Part of the problem is that today’s youth advocates are not visible. How could this be changed? In my own conversations with Dr. Zigler, he makes the point that this country that this country has not had a White House council on issues related to children and adolescents for two decades. This tradition, spearheaded by Eleanor Roosevelt, helped to focus the nation’s efforts in this area, but it was lost to us in 1970s and 1980s. Whether a consequence of such neglect or not, the fact remains that the dollars spent on programs for adolescents today are severely limited. Hillary Rodham Clinton’s book, It Takes a Village, highlights the community needs of children, yet like other books on children, the specific needs of adolescents are rarely mentioned. In many ways adolescents challenge the community more directly. More than younger children, they are often outside the home interacting with others in ways that have greater potential for positive or negative consequences.

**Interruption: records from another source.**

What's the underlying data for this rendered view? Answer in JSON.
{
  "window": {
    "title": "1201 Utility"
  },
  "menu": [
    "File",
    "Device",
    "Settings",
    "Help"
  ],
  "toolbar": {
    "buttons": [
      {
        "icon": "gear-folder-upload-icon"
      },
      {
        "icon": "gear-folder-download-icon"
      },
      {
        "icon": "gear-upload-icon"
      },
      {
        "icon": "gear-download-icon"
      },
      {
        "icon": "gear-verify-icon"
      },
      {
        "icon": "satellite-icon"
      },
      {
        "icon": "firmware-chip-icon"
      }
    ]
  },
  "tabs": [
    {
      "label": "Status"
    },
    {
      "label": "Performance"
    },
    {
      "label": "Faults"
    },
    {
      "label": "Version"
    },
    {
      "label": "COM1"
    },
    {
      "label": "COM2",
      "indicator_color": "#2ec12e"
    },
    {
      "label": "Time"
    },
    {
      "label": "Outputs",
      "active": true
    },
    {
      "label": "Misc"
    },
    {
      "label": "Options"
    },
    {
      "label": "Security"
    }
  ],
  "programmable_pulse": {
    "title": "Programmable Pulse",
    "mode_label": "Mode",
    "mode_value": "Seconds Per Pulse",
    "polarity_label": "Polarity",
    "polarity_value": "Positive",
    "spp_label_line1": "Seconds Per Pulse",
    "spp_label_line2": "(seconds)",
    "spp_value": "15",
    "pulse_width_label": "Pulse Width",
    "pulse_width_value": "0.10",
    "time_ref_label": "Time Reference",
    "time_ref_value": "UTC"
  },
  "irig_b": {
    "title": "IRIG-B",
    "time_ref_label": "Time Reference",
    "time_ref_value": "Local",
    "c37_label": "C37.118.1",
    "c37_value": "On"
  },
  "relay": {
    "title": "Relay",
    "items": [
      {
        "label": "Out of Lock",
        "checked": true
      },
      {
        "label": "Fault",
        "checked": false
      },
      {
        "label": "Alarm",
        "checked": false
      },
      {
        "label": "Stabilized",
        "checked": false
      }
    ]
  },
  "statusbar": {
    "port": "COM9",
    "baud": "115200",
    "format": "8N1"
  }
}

Advocacy for youth has to be taught. It is a complex package of skills that includes an interest in and ability to identify with youth, education about the problems facing young people and about what would make a difference, and a strong commitment to fight for individual adolescents and, on a larger scale, for the entire age group.
Parenting adolescents also requires special skills, which can be learned. Understanding adolescent risk-taking is one of the most important lessons. Recognizing that it is a complex process, not just hormones playing themselves out, is a first step. Perhaps equally important is an ability is an ability to examine your own risk-taking, or lack thereof, and share what you learn with teenagers. Risk-taking characterizes adolescence, but it continues to play an important role throughout life. Parents need to talk with their teens about risk-taking, helping them to acquire knowledge from the process and to identify when they’re stuck in an unhealthy or even dangerous pattern. If a teen is stuck, as the stories in this book show, it really is never too late to help.
It is vital for parents to remember that adolescents have to take risks. In the end, parents must promote opportunities for their adolescents to undertake positive challenges, not simply as an alternative to more dangerous risks but because of their intrinsic value in contributing to the development of healthy, confident adults.